• [SUPPLIED INFORMATION]
Start of Block

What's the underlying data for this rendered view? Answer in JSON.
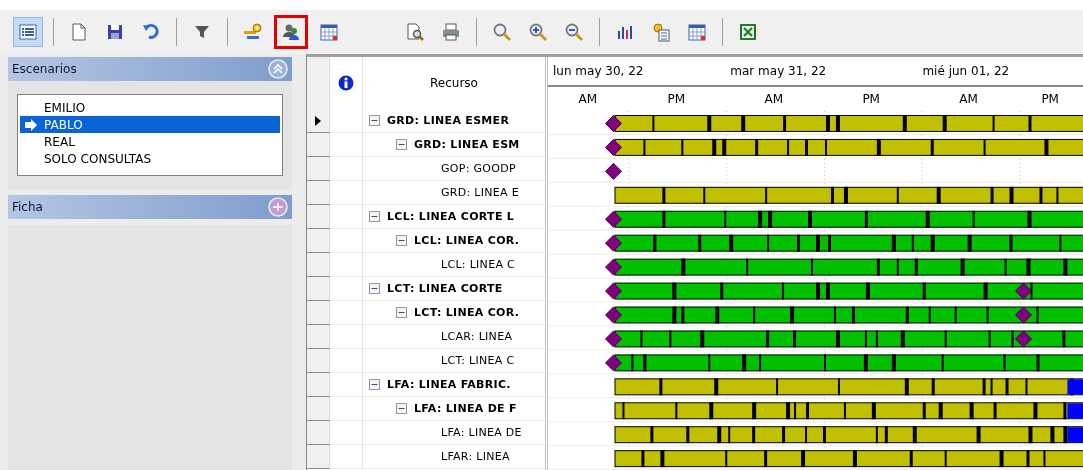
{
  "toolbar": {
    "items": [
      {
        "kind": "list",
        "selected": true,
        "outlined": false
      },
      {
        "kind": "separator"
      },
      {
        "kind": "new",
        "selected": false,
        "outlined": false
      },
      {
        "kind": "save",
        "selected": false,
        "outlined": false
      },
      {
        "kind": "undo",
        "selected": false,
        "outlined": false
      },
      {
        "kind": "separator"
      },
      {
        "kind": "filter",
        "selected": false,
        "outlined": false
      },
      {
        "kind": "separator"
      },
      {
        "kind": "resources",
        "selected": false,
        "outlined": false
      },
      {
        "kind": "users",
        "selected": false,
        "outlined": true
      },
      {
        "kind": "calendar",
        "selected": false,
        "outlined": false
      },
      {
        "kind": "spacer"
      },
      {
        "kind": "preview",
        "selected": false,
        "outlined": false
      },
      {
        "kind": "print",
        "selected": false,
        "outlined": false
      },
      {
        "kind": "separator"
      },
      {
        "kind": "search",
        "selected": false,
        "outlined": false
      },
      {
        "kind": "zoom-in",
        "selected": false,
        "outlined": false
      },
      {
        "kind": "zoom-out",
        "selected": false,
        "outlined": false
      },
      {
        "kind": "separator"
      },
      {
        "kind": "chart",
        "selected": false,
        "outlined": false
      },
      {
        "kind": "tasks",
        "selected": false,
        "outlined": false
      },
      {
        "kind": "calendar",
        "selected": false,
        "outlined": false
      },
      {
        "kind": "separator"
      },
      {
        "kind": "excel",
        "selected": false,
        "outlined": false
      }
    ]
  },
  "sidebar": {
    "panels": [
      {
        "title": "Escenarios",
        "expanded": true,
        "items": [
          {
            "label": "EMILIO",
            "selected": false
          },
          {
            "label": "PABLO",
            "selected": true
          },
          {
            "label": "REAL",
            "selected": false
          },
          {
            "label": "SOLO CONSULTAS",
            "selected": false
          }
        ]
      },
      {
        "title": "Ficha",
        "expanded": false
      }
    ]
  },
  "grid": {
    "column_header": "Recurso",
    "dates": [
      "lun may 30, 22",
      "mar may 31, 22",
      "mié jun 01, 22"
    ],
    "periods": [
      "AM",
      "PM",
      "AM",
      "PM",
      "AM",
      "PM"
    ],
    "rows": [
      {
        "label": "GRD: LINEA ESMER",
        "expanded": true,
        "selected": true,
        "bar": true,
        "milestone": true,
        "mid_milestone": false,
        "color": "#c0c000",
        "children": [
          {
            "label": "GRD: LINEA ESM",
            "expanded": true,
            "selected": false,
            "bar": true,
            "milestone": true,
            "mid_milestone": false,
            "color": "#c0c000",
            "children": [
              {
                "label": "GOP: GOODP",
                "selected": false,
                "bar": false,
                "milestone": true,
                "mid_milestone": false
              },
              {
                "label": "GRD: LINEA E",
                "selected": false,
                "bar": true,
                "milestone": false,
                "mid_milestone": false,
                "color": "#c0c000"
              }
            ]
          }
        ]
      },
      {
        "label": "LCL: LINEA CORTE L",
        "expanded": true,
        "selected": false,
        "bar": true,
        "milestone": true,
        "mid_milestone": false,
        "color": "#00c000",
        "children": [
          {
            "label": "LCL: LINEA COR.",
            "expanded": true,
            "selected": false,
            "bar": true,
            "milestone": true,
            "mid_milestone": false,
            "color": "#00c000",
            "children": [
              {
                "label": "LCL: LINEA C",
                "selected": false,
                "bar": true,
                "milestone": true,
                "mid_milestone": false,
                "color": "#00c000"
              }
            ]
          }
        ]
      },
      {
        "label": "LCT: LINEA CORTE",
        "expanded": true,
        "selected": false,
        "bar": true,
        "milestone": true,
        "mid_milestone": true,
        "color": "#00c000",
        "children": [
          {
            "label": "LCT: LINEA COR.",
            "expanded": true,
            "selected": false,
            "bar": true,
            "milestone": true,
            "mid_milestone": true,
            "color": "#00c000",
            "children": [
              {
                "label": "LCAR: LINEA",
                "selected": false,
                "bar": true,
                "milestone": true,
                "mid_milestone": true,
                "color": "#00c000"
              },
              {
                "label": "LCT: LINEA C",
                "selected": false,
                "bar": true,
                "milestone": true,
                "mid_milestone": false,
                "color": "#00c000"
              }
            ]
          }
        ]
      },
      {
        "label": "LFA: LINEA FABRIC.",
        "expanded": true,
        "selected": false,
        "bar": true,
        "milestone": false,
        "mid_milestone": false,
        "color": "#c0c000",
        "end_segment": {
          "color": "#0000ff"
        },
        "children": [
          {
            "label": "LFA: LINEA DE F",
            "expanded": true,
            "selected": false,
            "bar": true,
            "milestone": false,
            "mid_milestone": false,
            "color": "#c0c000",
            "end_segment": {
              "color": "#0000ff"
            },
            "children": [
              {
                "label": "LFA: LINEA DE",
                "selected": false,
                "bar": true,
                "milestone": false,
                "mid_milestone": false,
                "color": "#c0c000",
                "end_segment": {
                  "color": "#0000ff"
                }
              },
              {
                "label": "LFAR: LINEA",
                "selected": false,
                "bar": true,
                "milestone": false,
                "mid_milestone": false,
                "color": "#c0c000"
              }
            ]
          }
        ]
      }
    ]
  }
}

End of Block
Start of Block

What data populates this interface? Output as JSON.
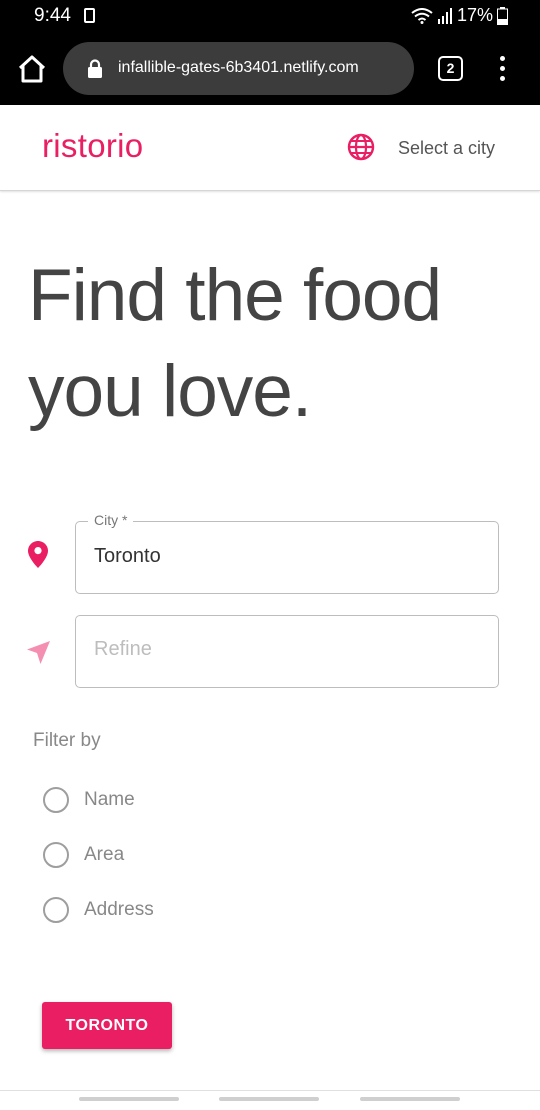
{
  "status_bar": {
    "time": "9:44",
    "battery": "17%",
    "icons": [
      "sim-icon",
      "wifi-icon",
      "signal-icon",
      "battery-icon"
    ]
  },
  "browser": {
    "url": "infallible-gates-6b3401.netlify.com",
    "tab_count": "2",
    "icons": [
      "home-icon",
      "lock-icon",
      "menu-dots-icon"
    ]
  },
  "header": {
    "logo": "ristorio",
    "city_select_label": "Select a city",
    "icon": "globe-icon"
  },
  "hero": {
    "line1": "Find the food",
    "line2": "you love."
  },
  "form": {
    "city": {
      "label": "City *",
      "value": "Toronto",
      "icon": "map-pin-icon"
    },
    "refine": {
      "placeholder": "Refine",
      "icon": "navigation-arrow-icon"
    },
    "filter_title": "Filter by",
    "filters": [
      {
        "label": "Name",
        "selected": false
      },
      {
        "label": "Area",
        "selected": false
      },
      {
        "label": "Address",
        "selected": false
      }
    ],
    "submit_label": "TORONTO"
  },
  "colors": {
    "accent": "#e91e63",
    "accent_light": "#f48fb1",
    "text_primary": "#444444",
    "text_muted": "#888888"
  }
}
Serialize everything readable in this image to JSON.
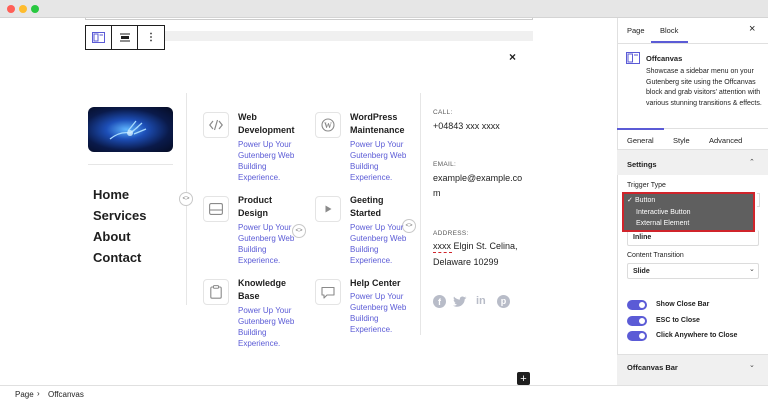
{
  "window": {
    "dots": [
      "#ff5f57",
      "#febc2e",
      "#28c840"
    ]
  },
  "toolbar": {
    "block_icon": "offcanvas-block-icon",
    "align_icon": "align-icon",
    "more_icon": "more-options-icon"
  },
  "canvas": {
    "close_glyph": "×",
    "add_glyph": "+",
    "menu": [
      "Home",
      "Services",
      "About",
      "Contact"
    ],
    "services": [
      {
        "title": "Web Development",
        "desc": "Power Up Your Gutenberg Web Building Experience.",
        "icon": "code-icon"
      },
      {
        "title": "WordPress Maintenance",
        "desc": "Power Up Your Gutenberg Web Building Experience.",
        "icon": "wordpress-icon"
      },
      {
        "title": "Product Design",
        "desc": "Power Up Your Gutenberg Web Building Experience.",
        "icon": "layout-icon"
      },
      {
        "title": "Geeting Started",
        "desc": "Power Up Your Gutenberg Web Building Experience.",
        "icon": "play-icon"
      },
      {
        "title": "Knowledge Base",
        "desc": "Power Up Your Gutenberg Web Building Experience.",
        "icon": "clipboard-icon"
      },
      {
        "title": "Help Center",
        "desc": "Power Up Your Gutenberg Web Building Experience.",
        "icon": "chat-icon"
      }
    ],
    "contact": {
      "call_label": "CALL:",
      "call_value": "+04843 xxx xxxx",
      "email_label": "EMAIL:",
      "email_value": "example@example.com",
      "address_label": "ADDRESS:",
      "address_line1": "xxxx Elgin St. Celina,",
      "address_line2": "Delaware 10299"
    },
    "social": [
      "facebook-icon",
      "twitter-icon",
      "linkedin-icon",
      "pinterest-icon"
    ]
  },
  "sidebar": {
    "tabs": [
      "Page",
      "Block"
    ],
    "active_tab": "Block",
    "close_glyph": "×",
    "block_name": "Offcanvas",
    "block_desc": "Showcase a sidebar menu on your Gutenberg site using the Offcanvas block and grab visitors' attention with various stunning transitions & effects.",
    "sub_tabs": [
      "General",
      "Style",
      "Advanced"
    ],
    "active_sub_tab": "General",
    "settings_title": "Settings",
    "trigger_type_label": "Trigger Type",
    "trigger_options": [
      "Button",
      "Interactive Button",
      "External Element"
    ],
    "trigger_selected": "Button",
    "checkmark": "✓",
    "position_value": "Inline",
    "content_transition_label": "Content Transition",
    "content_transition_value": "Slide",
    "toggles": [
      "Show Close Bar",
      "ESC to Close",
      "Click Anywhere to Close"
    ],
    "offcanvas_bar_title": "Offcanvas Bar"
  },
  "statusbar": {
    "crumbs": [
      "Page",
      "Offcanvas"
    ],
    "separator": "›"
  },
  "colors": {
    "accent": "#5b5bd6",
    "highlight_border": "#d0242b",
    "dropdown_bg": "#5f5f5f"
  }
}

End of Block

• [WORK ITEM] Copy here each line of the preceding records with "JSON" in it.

• [TASK RESULT]
What's the underlying data for this rendered view? Answer in JSON.
What data populates this interface? Output as JSON.
Serialize everything readable in this image to JSON.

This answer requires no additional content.